In their response to a request for emergency Supreme Court intervention, attorneys for the State of Texas told the Roberts Court there was no need to block a law designed to cut off abortion access for tens of thousands of people in the state.
A new report shows that Texans in the Rio Grande Valley are now unable to access the affordable reproductive health care that was available to them just a few years ago.
Public health experts say there is a legitimate purpose to statutory rape and incest laws. However, in the context of abortion, these laws are effectively criminalizing normal teen sex and risk compromising patient-confidentiality agreements, as well as potentially deterring patients from seeking sexual health treatment.
If Texas politicians truly want to create support among Latino/as, they should stop making it more difficult for Latinas to get the reproductive health care they’re demanding and desperately need.
The U.S. Supreme Court turned away another challenge to an Oklahoma Supreme Court ruling in favor of abortion rights.
Galvanized by a recent ruling regarding Texas’ omnibus anti-abortion law, Pennsylvania lawmakers are seeking support to re-introduce an admitting privileges bill.
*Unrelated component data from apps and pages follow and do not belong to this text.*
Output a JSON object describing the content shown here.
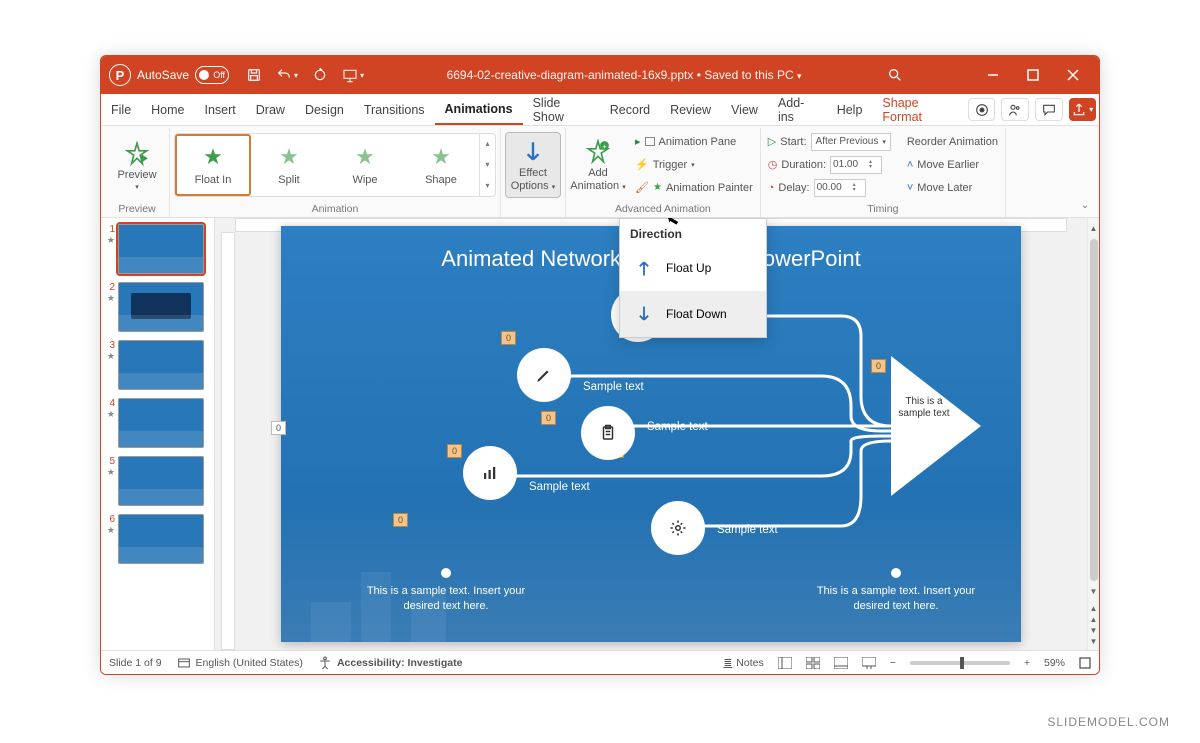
{
  "titlebar": {
    "autosave_label": "AutoSave",
    "autosave_state": "Off",
    "filename": "6694-02-creative-diagram-animated-16x9.pptx",
    "saved_status": "Saved to this PC"
  },
  "tabs": {
    "file": "File",
    "home": "Home",
    "insert": "Insert",
    "draw": "Draw",
    "design": "Design",
    "transitions": "Transitions",
    "animations": "Animations",
    "slideshow": "Slide Show",
    "record": "Record",
    "review": "Review",
    "view": "View",
    "addins": "Add-ins",
    "help": "Help",
    "shapeformat": "Shape Format"
  },
  "ribbon": {
    "preview_btn": "Preview",
    "preview_group": "Preview",
    "gallery": {
      "float_in": "Float In",
      "split": "Split",
      "wipe": "Wipe",
      "shape": "Shape"
    },
    "animation_group": "Animation",
    "effect_options": "Effect Options",
    "add_animation": "Add Animation",
    "animation_pane": "Animation Pane",
    "trigger": "Trigger",
    "animation_painter": "Animation Painter",
    "advanced_group": "Advanced Animation",
    "start_label": "Start:",
    "start_value": "After Previous",
    "duration_label": "Duration:",
    "duration_value": "01.00",
    "delay_label": "Delay:",
    "delay_value": "00.00",
    "reorder_label": "Reorder Animation",
    "move_earlier": "Move Earlier",
    "move_later": "Move Later",
    "timing_group": "Timing"
  },
  "effect_menu": {
    "header": "Direction",
    "float_up": "Float Up",
    "float_down": "Float Down"
  },
  "thumbs": {
    "numbers": [
      "1",
      "2",
      "3",
      "4",
      "5",
      "6"
    ]
  },
  "slide": {
    "title": "Animated Network Diagram for PowerPoint",
    "sample": "Sample text",
    "arrow_text": "This is a sample text",
    "blurb": "This is a sample text. Insert your desired text here.",
    "tag": "0"
  },
  "statusbar": {
    "slide_of": "Slide 1 of 9",
    "lang": "English (United States)",
    "accessibility": "Accessibility: Investigate",
    "notes": "Notes",
    "zoom": "59%"
  },
  "watermark": "SLIDEMODEL.COM"
}
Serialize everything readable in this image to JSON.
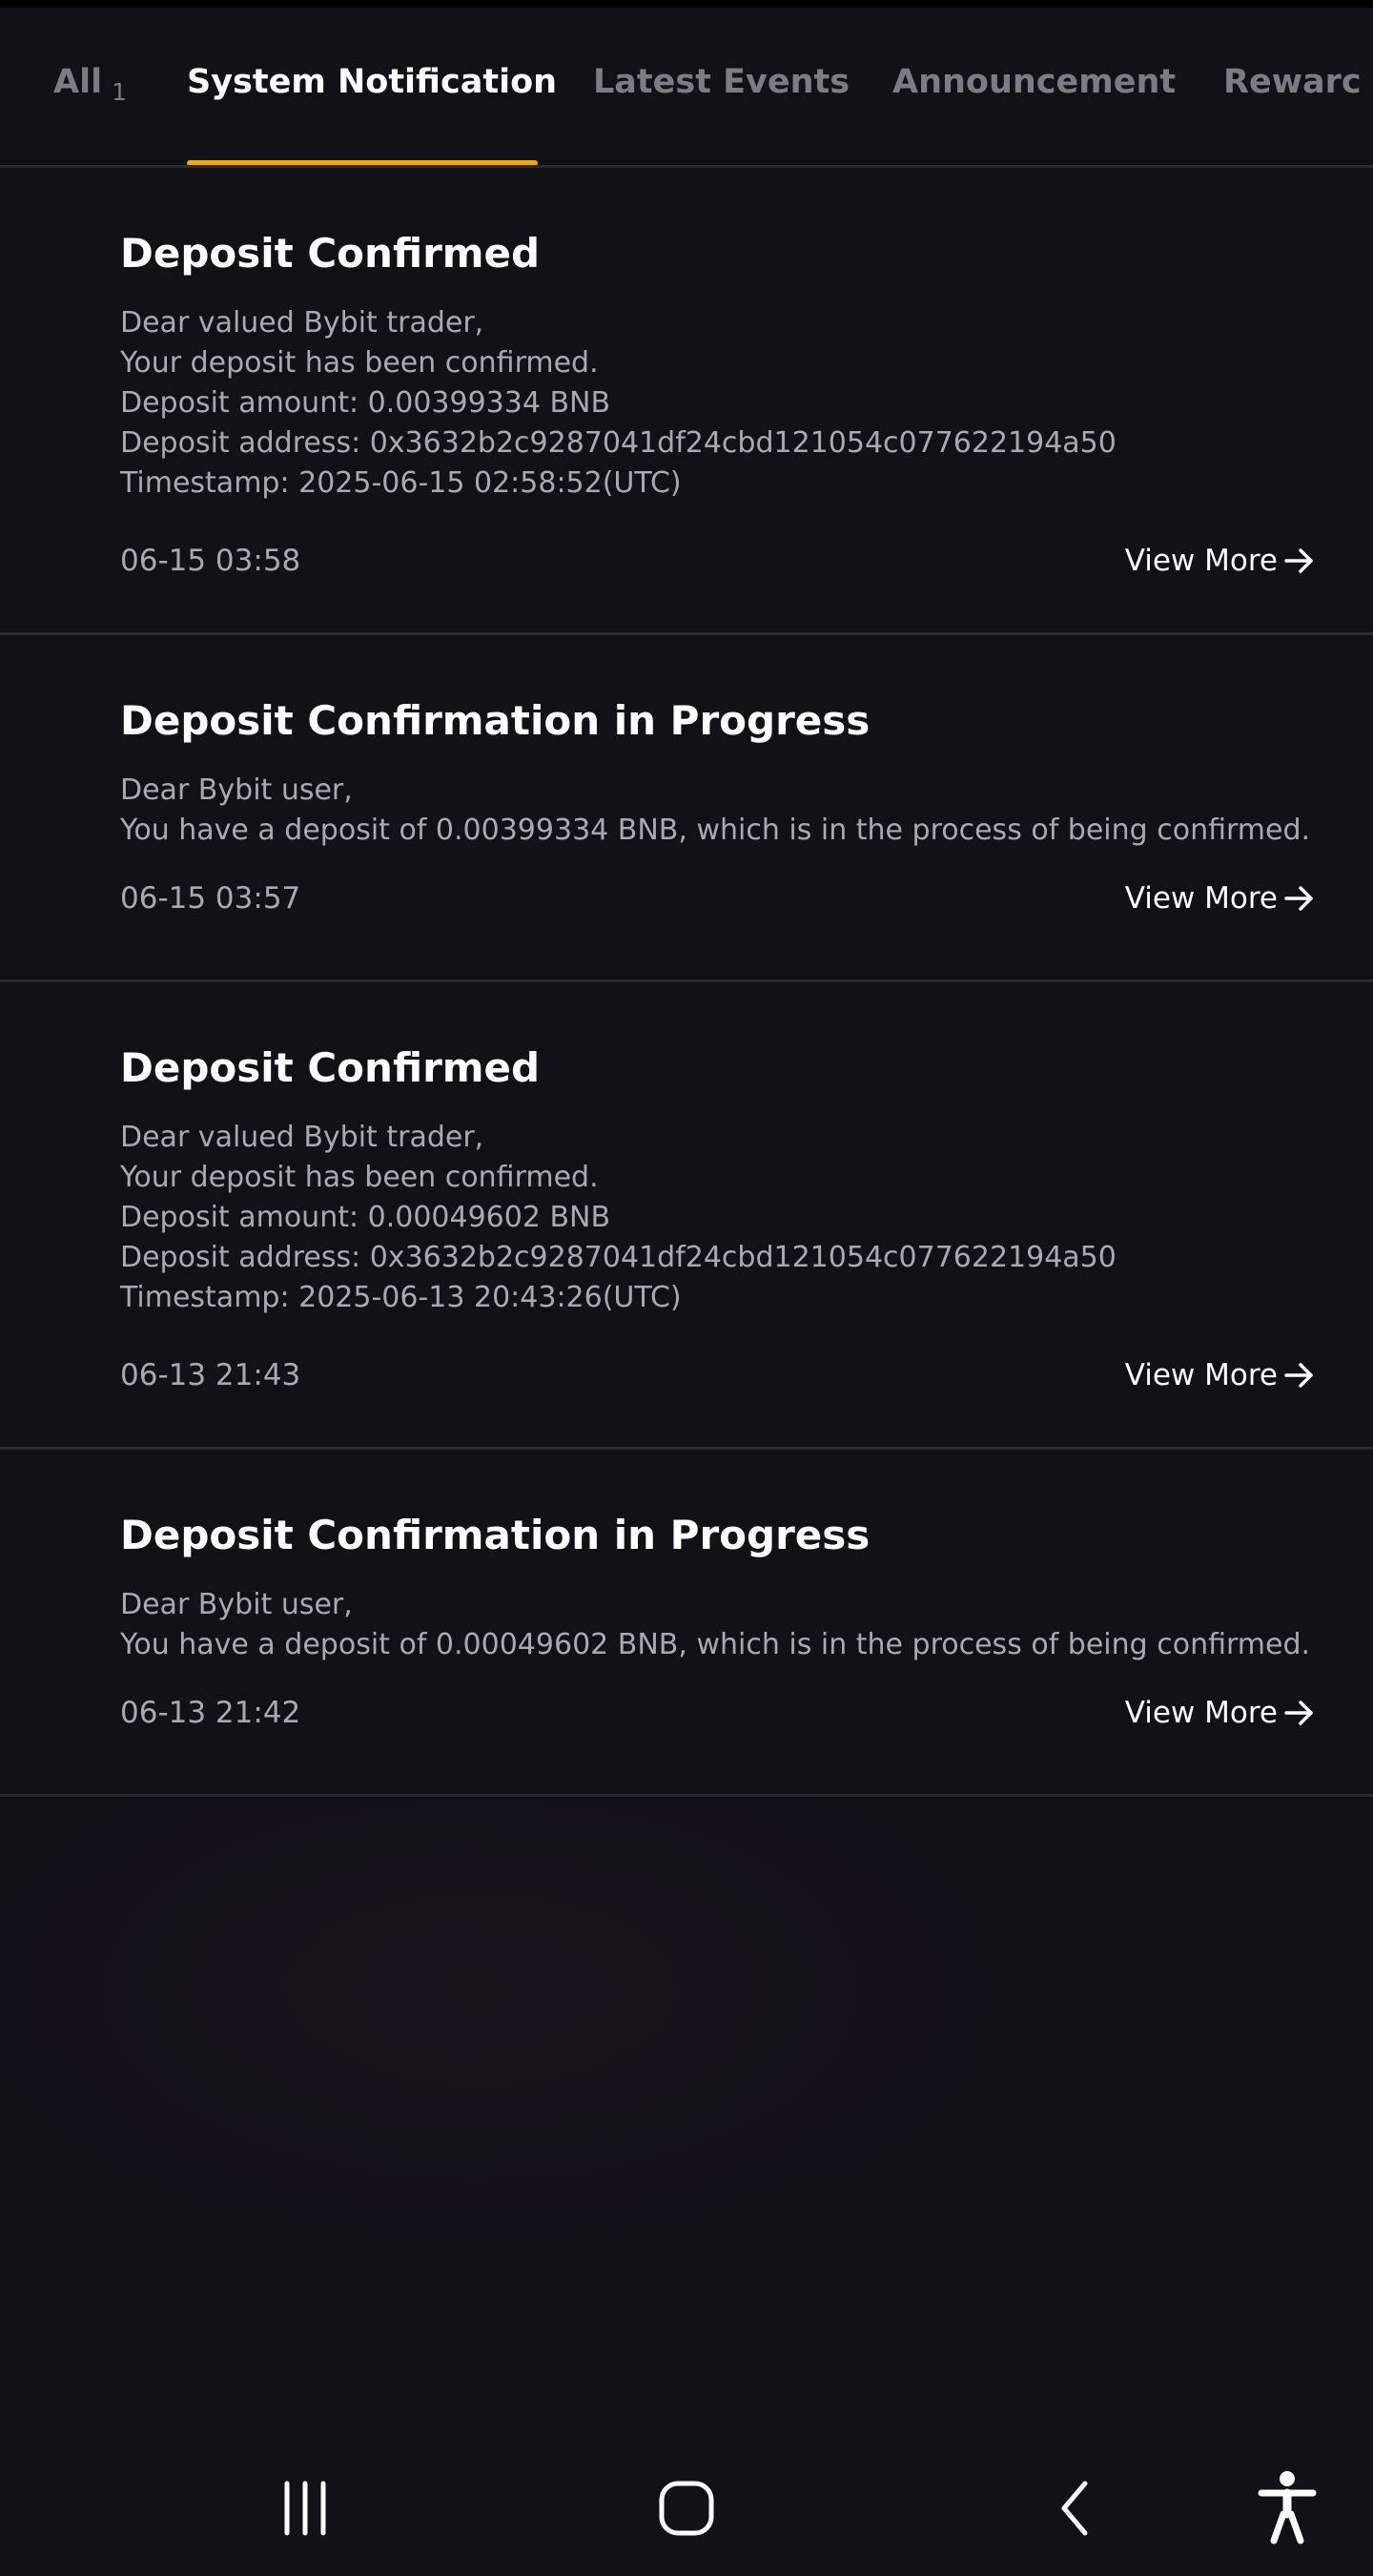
{
  "tabs": [
    {
      "label": "All",
      "count": "1",
      "active": false
    },
    {
      "label": "System Notification",
      "active": true
    },
    {
      "label": "Latest Events",
      "active": false
    },
    {
      "label": "Announcement",
      "active": false
    },
    {
      "label": "Rewarc",
      "active": false
    }
  ],
  "notifications": [
    {
      "title": "Deposit Confirmed",
      "lines": [
        "Dear valued Bybit trader,",
        "Your deposit has been confirmed.",
        "Deposit amount: 0.00399334 BNB",
        "Deposit address: 0x3632b2c9287041df24cbd121054c077622194a50",
        "Timestamp: 2025-06-15 02:58:52(UTC)"
      ],
      "date": "06-15 03:58",
      "action": "View More"
    },
    {
      "title": "Deposit Confirmation in Progress",
      "lines": [
        "Dear Bybit user,",
        "You have a deposit of 0.00399334 BNB, which is in the process of being confirmed."
      ],
      "date": "06-15 03:57",
      "action": "View More"
    },
    {
      "title": "Deposit Confirmed",
      "lines": [
        "Dear valued Bybit trader,",
        "Your deposit has been confirmed.",
        "Deposit amount: 0.00049602 BNB",
        "Deposit address: 0x3632b2c9287041df24cbd121054c077622194a50",
        "Timestamp: 2025-06-13 20:43:26(UTC)"
      ],
      "date": "06-13 21:43",
      "action": "View More"
    },
    {
      "title": "Deposit Confirmation in Progress",
      "lines": [
        "Dear Bybit user,",
        "You have a deposit of 0.00049602 BNB, which is in the process of being confirmed."
      ],
      "date": "06-13 21:42",
      "action": "View More"
    }
  ],
  "icons": {
    "view_more": "arrow-right-icon",
    "nav_recents": "recent-apps-icon",
    "nav_home": "home-icon",
    "nav_back": "back-icon",
    "nav_accessibility": "accessibility-icon"
  },
  "colors": {
    "background": "#111116",
    "accent": "#f7a600",
    "divider": "#2a2a30",
    "muted_text": "#a9a9b0",
    "inactive_tab": "#7c7c84"
  }
}
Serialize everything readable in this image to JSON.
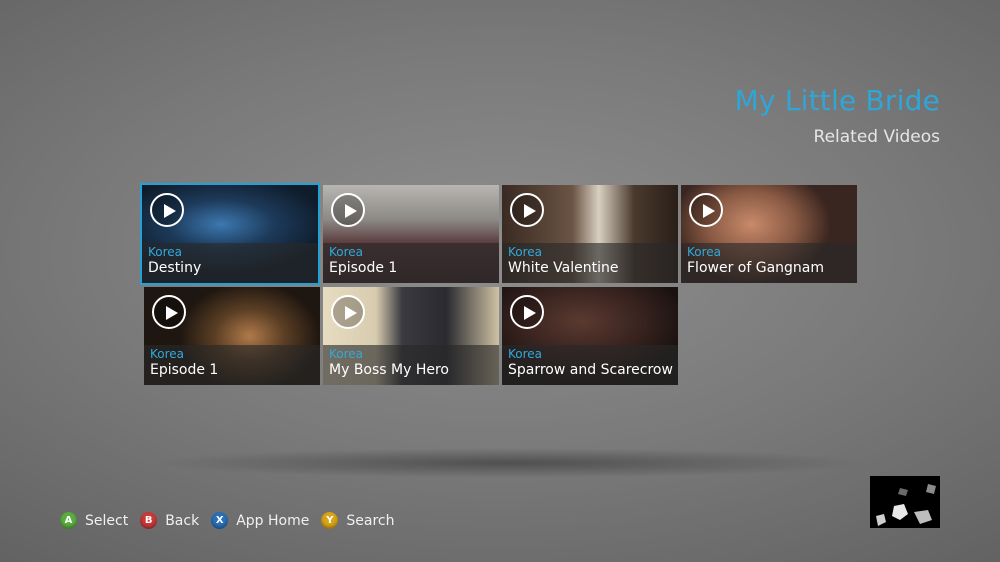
{
  "header": {
    "title": "My Little Bride",
    "subtitle": "Related Videos"
  },
  "tiles": [
    {
      "category": "Korea",
      "title": "Destiny",
      "selected": true
    },
    {
      "category": "Korea",
      "title": "Episode 1",
      "selected": false
    },
    {
      "category": "Korea",
      "title": "White Valentine",
      "selected": false
    },
    {
      "category": "Korea",
      "title": "Flower of Gangnam",
      "selected": false
    },
    {
      "category": "Korea",
      "title": "Episode 1",
      "selected": false
    },
    {
      "category": "Korea",
      "title": "My Boss My Hero",
      "selected": false
    },
    {
      "category": "Korea",
      "title": "Sparrow and Scarecrow",
      "selected": false
    }
  ],
  "controls": [
    {
      "key": "A",
      "label": "Select",
      "color": "#5aae3f"
    },
    {
      "key": "B",
      "label": "Back",
      "color": "#c8393a"
    },
    {
      "key": "X",
      "label": "App Home",
      "color": "#2a6fb8"
    },
    {
      "key": "Y",
      "label": "Search",
      "color": "#d9a418"
    }
  ],
  "colors": {
    "accent": "#2fa6d8",
    "selection": "#22a0d8"
  }
}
Texas is shutting down abortion clinics, driving privileged women to travel far for abortion, and forcing lower-income women to endure forced pregnancy. This is where the entire country is headed, if the anti-choice movement prevails in the courts.
In response to the erosion of reproductive health-care access in Texas under HB 2, which is especially affecting low-income women of color, organizations in Texas are raising money to support Texans who cannot afford to travel so they can receive abortions.
The Wisconsin Senate is set to vote on two anti-choice bills that would ban sex-selective abortion, prohibit the state insurance program for public employees from covering abortions, and exempt religious organizations from providing contraceptive coverage in employer-sponsored health insurance plans.
Pro-choice advocates must highlight the evidence that prosecutions and imprisonment are the logical and inevitable outcome of criminalizing abortion. We must drive a wedge into this gap between some people’s ambivalence about abortion and their intuitive distaste for imprisoning women.